Stored data entries:
======

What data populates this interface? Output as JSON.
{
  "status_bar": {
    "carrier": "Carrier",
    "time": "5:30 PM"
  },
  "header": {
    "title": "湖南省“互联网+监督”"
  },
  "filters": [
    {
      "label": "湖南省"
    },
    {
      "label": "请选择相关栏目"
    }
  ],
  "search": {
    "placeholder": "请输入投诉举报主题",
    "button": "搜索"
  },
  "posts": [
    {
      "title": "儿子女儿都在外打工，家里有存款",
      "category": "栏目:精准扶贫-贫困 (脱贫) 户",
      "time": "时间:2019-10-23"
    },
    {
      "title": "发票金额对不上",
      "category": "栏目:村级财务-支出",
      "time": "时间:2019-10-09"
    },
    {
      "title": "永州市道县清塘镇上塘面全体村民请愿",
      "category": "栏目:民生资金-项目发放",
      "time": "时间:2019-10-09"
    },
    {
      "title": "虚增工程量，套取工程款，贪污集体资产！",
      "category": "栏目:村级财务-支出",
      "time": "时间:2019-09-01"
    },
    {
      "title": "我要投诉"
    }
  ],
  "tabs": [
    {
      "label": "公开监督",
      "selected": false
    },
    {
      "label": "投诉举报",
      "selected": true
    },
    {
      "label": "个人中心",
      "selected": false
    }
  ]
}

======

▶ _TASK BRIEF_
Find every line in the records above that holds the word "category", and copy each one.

▶ _EXERCISE RESPONSE_
      "category": "栏目:精准扶贫-贫困 (脱贫) 户",
      "category": "栏目:村级财务-支出",
      "category": "栏目:民生资金-项目发放",
      "category": "栏目:村级财务-支出",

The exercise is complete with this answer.